Materials provided =>
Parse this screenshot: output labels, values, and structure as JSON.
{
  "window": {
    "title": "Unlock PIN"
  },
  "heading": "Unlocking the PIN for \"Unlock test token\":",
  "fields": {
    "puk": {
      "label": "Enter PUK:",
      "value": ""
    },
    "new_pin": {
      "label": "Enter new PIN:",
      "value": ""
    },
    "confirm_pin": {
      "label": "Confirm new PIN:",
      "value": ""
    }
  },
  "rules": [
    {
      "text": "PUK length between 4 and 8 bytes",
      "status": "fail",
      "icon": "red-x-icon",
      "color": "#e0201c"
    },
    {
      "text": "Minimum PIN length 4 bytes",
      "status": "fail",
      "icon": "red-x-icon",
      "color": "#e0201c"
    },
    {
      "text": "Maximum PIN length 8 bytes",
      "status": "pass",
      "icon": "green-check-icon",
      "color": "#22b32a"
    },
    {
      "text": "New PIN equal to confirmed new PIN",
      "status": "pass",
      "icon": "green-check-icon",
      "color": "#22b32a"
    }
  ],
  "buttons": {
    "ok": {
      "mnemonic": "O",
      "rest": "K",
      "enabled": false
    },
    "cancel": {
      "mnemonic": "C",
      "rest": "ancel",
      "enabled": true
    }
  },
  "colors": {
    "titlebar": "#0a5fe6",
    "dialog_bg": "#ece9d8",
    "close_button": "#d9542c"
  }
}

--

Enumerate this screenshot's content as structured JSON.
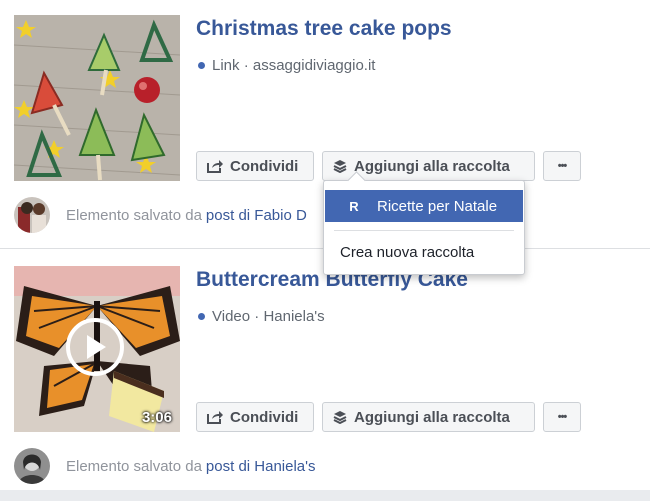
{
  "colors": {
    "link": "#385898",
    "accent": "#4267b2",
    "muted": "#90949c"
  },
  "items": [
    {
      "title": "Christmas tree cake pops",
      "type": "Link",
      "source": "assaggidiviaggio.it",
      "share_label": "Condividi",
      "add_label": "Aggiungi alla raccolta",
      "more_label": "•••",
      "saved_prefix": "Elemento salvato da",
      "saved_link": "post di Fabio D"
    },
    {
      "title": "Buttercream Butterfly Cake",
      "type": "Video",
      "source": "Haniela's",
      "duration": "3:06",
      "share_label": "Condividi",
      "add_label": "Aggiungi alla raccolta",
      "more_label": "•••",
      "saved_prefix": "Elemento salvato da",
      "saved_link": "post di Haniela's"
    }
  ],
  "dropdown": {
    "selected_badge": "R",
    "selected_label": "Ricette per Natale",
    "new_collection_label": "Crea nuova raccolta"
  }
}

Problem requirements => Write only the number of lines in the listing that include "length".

Expected output => 3